▶ [EXERCISE OBJECTIVE] Your answer should be every line of the entries that has the string "icon" in it.

▶ [DATASET RECORDS]

================================

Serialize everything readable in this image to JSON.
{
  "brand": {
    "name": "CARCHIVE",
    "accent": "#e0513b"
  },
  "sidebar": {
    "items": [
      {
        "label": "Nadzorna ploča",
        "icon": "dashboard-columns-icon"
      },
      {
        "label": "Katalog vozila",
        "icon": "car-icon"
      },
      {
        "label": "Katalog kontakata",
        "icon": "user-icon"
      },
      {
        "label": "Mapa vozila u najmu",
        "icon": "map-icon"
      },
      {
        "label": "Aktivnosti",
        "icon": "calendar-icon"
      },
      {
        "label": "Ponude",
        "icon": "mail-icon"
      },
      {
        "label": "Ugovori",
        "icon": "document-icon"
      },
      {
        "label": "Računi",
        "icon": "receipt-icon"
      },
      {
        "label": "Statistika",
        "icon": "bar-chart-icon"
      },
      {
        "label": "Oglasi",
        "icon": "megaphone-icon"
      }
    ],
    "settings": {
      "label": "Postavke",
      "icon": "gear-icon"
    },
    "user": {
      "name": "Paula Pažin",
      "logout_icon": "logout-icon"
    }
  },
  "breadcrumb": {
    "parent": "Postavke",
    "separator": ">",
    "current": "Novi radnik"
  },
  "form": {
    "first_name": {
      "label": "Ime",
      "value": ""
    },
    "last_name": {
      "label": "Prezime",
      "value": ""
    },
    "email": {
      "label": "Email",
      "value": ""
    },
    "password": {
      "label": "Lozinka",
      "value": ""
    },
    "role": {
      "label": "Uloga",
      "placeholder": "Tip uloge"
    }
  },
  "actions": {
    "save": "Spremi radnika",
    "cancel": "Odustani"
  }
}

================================

▶ [EXERCISE OUTPUT]
        "icon": "dashboard-columns-icon"
        "icon": "car-icon"
        "icon": "user-icon"
        "icon": "map-icon"
        "icon": "calendar-icon"
        "icon": "mail-icon"
        "icon": "document-icon"
        "icon": "receipt-icon"
        "icon": "bar-chart-icon"
        "icon": "megaphone-icon"
      "icon": "gear-icon"
      "logout_icon": "logout-icon"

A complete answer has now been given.